- [Problem to solve]: Print the entries exactly; skip the pictures.

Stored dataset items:
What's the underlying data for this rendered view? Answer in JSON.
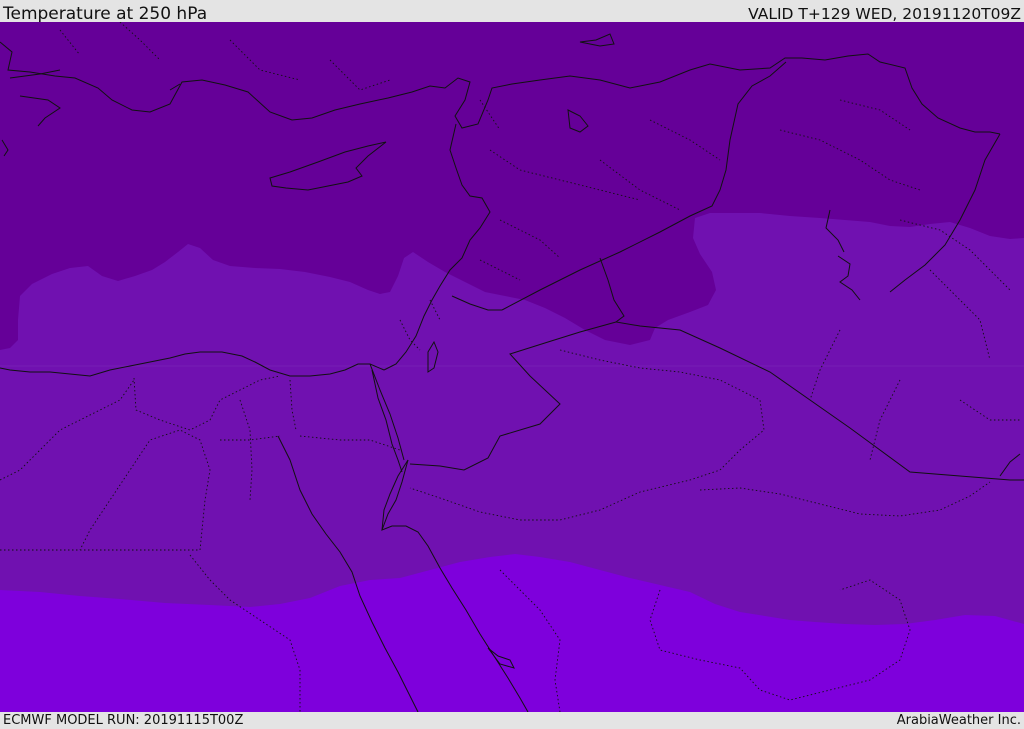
{
  "header": {
    "title": "Temperature at 250 hPa",
    "valid_time": "VALID T+129 WED, 20191120T09Z"
  },
  "footer": {
    "model_run": "ECMWF MODEL RUN: 20191115T00Z",
    "credit": "ArabiaWeather Inc."
  },
  "map": {
    "field": "temperature",
    "level": "250 hPa",
    "band_colors": {
      "north": "#650098",
      "middle": "#7011b0",
      "south": "#7e00dc"
    },
    "coastline_color": "#111111",
    "border_color": "#111111"
  }
}
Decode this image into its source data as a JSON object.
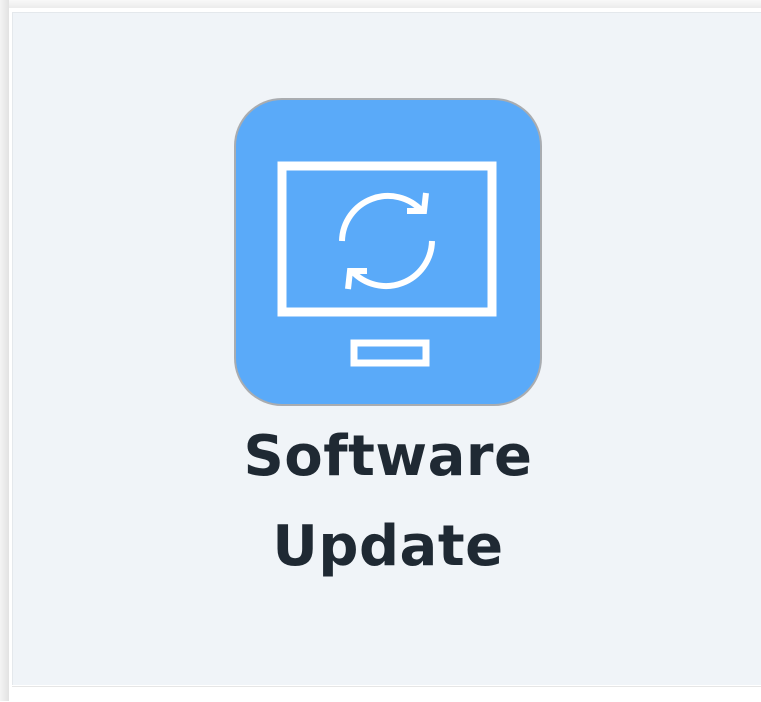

- [Result]:
What's the underlying data for this rendered view? Answer in JSON.
{
  "header": {
    "title": "Temperature at 250 hPa",
    "valid_time": "VALID T+129 WED, 20191120T09Z"
  },
  "footer": {
    "model_run": "ECMWF MODEL RUN: 20191115T00Z",
    "credit": "ArabiaWeather Inc."
  },
  "map": {
    "field": "temperature",
    "level": "250 hPa",
    "band_colors": {
      "north": "#650098",
      "middle": "#7011b0",
      "south": "#7e00dc"
    },
    "coastline_color": "#111111",
    "border_color": "#111111"
  }
}
Decode this image into its source data as a JSON object.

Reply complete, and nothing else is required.